Your objective: Only the number is wanted: how many lines of the data contain "icon"?

Excerpts from a dataset:
***
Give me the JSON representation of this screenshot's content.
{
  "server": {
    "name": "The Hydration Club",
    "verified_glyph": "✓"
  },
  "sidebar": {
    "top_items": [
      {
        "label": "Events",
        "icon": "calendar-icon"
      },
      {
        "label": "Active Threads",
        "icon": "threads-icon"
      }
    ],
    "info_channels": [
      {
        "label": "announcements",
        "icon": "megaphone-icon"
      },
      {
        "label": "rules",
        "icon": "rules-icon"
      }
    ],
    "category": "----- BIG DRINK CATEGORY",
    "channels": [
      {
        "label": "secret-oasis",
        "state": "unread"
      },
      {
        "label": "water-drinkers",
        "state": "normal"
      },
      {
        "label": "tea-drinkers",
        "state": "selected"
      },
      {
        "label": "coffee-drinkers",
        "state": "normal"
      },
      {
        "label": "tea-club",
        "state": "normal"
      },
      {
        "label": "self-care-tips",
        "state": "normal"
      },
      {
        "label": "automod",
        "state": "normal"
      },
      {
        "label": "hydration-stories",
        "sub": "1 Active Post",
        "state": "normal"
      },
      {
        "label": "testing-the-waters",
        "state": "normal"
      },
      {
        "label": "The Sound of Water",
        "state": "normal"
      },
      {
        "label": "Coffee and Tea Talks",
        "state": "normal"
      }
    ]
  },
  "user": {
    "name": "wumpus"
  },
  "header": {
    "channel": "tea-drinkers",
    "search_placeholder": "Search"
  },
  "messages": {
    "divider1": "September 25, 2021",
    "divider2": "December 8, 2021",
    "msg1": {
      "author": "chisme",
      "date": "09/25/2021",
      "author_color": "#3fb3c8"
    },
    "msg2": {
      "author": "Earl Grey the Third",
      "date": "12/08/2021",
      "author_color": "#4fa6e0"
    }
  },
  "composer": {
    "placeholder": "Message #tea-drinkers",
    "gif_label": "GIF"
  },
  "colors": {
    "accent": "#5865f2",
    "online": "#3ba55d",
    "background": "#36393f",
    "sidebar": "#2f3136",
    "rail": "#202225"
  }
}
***
Solution to this exercise: 4